Not on view
18th century

The sitter, until 1781; to his executor, Matthew Robinson, until October 1795; sold at auction with Robinson's property, c. 1795; whereabouts unconfirmed until 1846, when in possession of family of William Thaddeus Harris (1826-1854), Cambridge, Mass; to his brother, Edward D. Harris, Cambridge, Mass., and Yonkers, N. Y., 1873-1915; to his daughter, Mrs. W. R. Wilson (Katherine Brattle Harris), Amityville, L. I., 1938; Childs Gallery, Boston, Mass., 1948


Theresa Fairbanks-Harris, “Gold Discovered: John Singleton Copley’s Portrait Miniatures on Copper,” Yale University Art Gallery Bulletin (1999): 74, fig. 1.

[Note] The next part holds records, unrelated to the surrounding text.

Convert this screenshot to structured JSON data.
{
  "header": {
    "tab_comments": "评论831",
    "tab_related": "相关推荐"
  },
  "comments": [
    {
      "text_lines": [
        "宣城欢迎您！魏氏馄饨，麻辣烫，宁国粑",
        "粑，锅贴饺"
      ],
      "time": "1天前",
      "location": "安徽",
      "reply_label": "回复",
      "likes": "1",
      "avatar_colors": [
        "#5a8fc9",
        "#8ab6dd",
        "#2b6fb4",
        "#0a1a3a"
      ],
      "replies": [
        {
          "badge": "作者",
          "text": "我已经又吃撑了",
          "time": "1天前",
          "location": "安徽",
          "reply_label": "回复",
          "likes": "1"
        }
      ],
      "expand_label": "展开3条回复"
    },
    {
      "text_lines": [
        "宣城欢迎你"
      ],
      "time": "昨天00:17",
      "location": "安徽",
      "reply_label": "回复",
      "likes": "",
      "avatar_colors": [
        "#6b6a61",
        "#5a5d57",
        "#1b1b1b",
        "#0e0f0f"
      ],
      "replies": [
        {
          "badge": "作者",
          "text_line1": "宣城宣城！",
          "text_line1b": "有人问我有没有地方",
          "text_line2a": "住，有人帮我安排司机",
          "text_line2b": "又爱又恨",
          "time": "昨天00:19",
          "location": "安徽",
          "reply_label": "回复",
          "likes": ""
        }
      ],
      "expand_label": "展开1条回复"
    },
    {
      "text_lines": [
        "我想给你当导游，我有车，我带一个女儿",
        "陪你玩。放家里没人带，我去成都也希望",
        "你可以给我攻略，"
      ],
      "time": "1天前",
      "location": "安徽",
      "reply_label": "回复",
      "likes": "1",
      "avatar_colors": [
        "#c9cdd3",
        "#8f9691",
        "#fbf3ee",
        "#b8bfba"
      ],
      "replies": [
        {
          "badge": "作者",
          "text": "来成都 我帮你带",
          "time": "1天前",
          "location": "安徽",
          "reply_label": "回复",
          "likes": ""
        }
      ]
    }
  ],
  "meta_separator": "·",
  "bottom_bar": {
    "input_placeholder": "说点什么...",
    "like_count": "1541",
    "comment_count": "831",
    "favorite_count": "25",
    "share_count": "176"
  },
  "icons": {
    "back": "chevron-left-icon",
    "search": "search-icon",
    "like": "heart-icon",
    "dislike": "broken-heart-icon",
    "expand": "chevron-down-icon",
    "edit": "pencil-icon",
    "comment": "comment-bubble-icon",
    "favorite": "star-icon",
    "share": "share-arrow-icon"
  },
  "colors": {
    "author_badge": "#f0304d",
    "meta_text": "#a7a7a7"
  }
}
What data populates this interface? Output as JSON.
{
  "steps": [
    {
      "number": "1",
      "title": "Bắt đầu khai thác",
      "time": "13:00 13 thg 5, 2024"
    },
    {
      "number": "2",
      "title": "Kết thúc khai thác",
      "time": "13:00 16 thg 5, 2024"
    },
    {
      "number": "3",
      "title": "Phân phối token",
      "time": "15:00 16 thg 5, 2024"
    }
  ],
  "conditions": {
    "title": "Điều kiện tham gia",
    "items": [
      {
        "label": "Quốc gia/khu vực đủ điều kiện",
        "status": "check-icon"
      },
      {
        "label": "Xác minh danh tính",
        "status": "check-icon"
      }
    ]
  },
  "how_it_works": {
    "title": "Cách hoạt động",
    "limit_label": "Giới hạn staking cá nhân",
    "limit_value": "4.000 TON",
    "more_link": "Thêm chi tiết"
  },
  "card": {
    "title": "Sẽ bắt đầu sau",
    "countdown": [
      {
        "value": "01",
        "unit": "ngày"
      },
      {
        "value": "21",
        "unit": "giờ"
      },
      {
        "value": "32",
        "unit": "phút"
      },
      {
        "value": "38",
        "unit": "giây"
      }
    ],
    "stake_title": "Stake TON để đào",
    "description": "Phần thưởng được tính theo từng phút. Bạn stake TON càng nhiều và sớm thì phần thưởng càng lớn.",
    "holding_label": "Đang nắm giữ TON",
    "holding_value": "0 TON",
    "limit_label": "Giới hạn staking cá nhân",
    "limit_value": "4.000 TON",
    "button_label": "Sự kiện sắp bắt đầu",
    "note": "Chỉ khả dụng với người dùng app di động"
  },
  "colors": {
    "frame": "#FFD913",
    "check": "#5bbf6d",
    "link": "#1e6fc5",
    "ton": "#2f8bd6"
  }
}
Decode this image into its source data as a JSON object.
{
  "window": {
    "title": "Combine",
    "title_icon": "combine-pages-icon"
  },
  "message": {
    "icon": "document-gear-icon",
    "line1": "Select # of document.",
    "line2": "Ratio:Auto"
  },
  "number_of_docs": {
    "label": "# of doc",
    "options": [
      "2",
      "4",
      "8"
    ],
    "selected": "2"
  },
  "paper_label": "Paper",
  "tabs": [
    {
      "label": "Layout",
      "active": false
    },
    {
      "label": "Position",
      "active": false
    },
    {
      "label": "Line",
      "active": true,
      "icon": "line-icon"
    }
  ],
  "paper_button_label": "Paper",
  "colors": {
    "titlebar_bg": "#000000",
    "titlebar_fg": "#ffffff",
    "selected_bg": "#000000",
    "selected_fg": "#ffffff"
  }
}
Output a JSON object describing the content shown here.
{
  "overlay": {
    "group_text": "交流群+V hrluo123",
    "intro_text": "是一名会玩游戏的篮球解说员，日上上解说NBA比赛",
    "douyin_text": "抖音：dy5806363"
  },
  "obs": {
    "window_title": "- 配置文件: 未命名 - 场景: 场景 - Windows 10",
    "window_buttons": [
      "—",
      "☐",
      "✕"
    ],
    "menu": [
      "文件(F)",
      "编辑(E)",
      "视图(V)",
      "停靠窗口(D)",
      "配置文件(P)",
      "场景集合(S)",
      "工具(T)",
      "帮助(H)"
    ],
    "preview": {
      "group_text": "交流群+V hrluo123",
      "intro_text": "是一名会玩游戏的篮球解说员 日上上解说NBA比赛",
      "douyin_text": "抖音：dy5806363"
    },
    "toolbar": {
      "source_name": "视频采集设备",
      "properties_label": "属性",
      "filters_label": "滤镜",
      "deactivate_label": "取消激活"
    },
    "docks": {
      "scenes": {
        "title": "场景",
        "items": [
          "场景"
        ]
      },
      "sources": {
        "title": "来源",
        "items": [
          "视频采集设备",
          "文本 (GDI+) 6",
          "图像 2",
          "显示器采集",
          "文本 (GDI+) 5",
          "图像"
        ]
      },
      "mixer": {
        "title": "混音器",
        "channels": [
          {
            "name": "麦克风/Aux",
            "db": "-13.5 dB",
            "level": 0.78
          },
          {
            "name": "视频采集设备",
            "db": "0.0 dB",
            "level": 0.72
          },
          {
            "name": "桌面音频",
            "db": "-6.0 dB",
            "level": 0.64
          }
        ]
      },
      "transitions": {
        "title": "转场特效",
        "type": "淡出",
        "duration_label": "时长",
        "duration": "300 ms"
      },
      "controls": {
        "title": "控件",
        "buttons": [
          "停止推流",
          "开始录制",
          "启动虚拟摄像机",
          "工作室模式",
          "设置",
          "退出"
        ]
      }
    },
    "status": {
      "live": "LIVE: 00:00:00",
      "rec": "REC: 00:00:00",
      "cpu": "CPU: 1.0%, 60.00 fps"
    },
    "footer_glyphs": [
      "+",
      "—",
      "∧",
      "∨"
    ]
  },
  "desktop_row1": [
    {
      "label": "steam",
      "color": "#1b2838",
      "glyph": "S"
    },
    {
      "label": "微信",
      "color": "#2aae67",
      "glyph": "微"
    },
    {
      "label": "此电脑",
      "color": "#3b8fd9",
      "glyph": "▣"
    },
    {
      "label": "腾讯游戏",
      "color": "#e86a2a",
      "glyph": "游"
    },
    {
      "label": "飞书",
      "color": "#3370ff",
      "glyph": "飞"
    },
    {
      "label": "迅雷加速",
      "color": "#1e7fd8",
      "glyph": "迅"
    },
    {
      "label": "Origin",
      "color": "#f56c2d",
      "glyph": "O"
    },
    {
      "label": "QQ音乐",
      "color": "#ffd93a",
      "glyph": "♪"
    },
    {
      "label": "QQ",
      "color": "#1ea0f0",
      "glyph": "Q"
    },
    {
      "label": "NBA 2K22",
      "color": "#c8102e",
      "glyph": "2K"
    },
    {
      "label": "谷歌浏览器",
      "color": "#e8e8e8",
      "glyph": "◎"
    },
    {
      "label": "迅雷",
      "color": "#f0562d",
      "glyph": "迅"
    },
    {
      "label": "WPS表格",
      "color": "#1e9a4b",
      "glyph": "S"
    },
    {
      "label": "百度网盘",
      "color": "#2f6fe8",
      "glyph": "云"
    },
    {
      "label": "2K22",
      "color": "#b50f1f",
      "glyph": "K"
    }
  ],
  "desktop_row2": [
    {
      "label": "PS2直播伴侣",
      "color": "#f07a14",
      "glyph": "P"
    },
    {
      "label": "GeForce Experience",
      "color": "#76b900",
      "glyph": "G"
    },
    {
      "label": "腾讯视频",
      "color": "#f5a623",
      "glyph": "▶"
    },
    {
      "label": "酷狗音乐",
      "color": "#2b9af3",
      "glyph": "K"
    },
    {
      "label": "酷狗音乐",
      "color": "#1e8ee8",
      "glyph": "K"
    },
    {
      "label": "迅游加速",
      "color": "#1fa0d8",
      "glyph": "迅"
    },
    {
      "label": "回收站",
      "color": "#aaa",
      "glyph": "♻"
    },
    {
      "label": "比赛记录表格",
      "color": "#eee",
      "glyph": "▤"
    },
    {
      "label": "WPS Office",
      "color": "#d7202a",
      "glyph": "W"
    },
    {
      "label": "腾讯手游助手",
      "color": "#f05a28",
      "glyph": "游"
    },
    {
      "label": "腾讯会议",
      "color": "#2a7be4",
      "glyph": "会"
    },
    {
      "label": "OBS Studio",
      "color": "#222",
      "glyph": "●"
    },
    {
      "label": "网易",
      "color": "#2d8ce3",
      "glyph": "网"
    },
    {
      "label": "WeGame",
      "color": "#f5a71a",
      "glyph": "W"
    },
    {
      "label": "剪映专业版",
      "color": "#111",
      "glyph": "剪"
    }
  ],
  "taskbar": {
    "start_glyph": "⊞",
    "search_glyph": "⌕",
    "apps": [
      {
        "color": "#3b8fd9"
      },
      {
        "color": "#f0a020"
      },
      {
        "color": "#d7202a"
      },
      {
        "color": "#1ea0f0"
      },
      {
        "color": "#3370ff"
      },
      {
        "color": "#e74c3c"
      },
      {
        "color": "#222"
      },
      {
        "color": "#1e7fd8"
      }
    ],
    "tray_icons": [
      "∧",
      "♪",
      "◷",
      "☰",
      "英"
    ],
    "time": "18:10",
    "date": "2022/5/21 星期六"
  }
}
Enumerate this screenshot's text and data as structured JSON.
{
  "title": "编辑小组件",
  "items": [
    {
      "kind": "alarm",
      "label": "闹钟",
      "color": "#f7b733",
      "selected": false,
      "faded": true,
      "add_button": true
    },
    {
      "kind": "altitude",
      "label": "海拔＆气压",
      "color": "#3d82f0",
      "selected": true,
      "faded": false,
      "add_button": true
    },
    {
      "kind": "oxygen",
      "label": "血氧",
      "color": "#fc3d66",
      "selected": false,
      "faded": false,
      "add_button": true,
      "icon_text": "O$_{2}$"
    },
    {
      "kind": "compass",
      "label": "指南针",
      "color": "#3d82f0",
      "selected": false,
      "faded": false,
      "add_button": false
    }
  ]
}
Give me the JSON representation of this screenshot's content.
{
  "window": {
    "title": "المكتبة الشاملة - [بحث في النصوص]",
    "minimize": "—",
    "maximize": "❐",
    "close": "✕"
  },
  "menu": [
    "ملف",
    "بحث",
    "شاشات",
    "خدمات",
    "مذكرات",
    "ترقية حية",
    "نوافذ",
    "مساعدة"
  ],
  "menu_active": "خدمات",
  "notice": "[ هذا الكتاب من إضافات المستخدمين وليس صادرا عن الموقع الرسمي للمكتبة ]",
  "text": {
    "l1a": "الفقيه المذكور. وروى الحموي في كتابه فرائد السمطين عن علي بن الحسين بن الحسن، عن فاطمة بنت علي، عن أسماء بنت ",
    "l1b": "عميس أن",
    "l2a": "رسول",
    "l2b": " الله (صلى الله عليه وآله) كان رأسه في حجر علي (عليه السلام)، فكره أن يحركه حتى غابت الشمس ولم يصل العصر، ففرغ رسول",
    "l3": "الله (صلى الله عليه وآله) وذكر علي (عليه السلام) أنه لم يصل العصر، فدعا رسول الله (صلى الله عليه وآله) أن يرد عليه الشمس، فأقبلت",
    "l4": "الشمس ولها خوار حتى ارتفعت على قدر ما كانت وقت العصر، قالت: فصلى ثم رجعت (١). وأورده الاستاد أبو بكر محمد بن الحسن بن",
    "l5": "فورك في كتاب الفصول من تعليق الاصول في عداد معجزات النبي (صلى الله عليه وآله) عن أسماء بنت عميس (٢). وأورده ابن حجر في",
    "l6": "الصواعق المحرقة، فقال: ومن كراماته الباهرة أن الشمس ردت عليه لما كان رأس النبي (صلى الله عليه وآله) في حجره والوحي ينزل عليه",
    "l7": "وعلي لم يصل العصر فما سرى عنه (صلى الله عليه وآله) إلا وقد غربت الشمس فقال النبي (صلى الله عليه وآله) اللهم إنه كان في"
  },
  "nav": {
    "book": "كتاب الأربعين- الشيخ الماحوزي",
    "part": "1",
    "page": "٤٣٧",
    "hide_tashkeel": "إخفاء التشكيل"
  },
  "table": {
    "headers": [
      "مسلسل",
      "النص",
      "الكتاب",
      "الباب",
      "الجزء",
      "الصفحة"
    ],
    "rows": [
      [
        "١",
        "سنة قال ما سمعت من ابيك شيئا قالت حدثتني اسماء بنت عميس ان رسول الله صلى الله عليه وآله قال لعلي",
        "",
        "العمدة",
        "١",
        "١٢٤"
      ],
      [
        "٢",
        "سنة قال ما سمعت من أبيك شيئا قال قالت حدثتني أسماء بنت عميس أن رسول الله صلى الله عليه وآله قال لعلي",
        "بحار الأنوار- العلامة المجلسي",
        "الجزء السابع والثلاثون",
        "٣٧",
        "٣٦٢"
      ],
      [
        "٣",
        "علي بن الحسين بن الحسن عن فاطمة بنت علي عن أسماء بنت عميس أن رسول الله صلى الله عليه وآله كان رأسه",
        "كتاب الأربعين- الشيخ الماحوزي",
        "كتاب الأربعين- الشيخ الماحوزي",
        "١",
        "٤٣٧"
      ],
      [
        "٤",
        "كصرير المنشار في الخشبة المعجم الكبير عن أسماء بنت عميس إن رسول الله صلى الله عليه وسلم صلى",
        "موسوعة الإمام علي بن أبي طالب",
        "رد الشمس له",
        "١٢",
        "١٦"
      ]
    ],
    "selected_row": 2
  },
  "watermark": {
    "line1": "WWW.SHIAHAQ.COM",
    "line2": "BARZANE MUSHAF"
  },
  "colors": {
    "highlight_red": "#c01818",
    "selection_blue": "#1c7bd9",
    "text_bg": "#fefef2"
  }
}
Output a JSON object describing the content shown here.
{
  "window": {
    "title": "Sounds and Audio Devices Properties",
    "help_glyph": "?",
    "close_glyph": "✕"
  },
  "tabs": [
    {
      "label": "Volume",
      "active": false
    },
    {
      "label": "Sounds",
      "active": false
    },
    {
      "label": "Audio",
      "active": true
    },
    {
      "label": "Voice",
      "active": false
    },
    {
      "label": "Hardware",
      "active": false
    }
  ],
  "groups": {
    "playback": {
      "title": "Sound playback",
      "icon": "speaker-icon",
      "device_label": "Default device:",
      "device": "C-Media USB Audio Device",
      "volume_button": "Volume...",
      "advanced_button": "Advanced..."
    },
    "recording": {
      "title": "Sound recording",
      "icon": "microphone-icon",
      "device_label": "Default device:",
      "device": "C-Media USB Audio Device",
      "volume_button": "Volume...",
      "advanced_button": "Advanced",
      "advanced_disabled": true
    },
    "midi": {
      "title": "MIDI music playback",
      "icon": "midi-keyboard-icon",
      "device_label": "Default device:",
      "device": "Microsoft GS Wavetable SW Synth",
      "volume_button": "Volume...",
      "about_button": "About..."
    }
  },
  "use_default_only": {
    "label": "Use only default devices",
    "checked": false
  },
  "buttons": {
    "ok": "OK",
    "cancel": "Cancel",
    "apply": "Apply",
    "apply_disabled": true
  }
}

Note: This electronic record was created from historic documentation that does not necessarily reflect the Yale University Art Gallery’s complete or current knowledge about the object. Review and updating of such records is ongoing.